At first glance, the poem may seem formless, but closer inspection reveals that it is written in accentual-syllabic meter. Each line has nine, ten, or eleven syllables, and four or five of the syllables are accented in every line. The meter is roughly dactylic tetrameter; variations in the pattern are frequent. Two of the variations are worth noting.

The first occurs in line 9 and is repeated in line 12. These lines are the two longest in the poem, each having eleven syllables. The thematic connection between the lines is emphasized by their shared syllable count. Line 9 states that death is, to the child, “a safety net.” Line 12 mentions that although Elaine seemed anchored to this life by the child on her hip who served as a kind of “ballast,” she was also “distracted with poems.” Although the connection is subtle, perhaps the reader is encouraged to see that poems are also a kind of safety net, a way that one might begin to understand death. Yet there is irony in this connection; death is not a safety net, and it is Elaine’s death that teaches the speaker this fact.

The second variation that is thematically important occurs in the last line. This line has only seven syllables. As the shortest line in the poem, it serves two purposes: It helps end the poem cleanly and decisively, and it reflects the idea of the poem. Death is also quick, decisive, and final.
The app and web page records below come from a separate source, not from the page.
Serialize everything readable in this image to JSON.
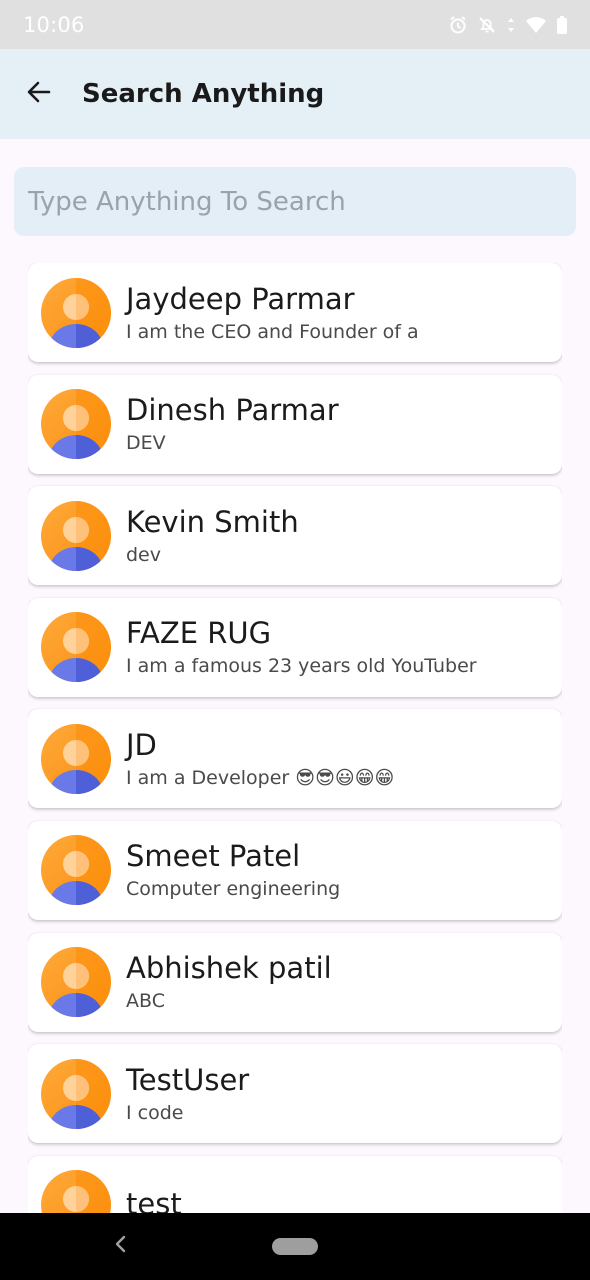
{
  "status_bar": {
    "time": "10:06",
    "icons": [
      "alarm-icon",
      "notifications-off-icon",
      "data-arrows-icon",
      "wifi-icon",
      "battery-icon"
    ]
  },
  "app_bar": {
    "back_icon": "arrow-left-icon",
    "title": "Search Anything"
  },
  "search": {
    "placeholder": "Type Anything To Search",
    "value": ""
  },
  "users": [
    {
      "name": "Jaydeep Parmar",
      "bio": "I am the CEO and Founder of a"
    },
    {
      "name": "Dinesh Parmar",
      "bio": "DEV"
    },
    {
      "name": "Kevin Smith",
      "bio": "dev"
    },
    {
      "name": "FAZE RUG",
      "bio": "I am a famous 23 years old YouTuber"
    },
    {
      "name": "JD",
      "bio": "I am a Developer 😎😎😃😁😁"
    },
    {
      "name": "Smeet Patel",
      "bio": "Computer engineering"
    },
    {
      "name": "Abhishek patil",
      "bio": "ABC"
    },
    {
      "name": "TestUser",
      "bio": "I code"
    },
    {
      "name": "test",
      "bio": ""
    }
  ],
  "colors": {
    "app_bar_bg": "#e4eff6",
    "avatar_orange": "#ff9a1f",
    "avatar_body": "#5b6ee0"
  },
  "nav_bar": {
    "icons": [
      "nav-back-icon",
      "home-pill-icon"
    ]
  }
}
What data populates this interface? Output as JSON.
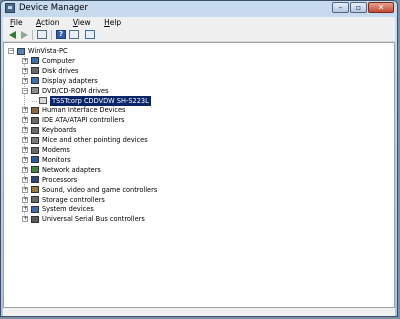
{
  "window": {
    "title": "Device Manager"
  },
  "menu": {
    "items": [
      "File",
      "Action",
      "View",
      "Help"
    ],
    "mnemonics": [
      "F",
      "A",
      "V",
      "H"
    ]
  },
  "tree": {
    "root": "WinVista-PC",
    "items": [
      {
        "label": "Computer",
        "icon": "computer-icon",
        "color": "#3a6fb0",
        "expanded": false
      },
      {
        "label": "Disk drives",
        "icon": "disk-drive-icon",
        "color": "#6a6a6a",
        "expanded": false
      },
      {
        "label": "Display adapters",
        "icon": "display-adapter-icon",
        "color": "#3a6fb0",
        "expanded": false
      },
      {
        "label": "DVD/CD-ROM drives",
        "icon": "dvd-drive-icon",
        "color": "#8a8a8a",
        "expanded": true,
        "children": [
          {
            "label": "TSSTcorp CDDVDW SH-S223L",
            "icon": "optical-drive-icon",
            "selected": true
          }
        ]
      },
      {
        "label": "Human Interface Devices",
        "icon": "hid-icon",
        "color": "#8a6a3a",
        "expanded": false
      },
      {
        "label": "IDE ATA/ATAPI controllers",
        "icon": "ide-controller-icon",
        "color": "#6a6a6a",
        "expanded": false
      },
      {
        "label": "Keyboards",
        "icon": "keyboard-icon",
        "color": "#6a6a6a",
        "expanded": false
      },
      {
        "label": "Mice and other pointing devices",
        "icon": "mouse-icon",
        "color": "#7a7a7a",
        "expanded": false
      },
      {
        "label": "Modems",
        "icon": "modem-icon",
        "color": "#6a6a6a",
        "expanded": false
      },
      {
        "label": "Monitors",
        "icon": "monitor-icon",
        "color": "#2a5a9a",
        "expanded": false
      },
      {
        "label": "Network adapters",
        "icon": "network-adapter-icon",
        "color": "#3a8a3a",
        "expanded": false
      },
      {
        "label": "Processors",
        "icon": "processor-icon",
        "color": "#2a4a7a",
        "expanded": false
      },
      {
        "label": "Sound, video and game controllers",
        "icon": "sound-icon",
        "color": "#9a7a3a",
        "expanded": false
      },
      {
        "label": "Storage controllers",
        "icon": "storage-controller-icon",
        "color": "#6a6a6a",
        "expanded": false
      },
      {
        "label": "System devices",
        "icon": "system-devices-icon",
        "color": "#3a6fb0",
        "expanded": false
      },
      {
        "label": "Universal Serial Bus controllers",
        "icon": "usb-icon",
        "color": "#5a5a5a",
        "expanded": false
      }
    ]
  }
}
It is important to note that this is one of the few lines in the poem...

(The entire section is 563 words.)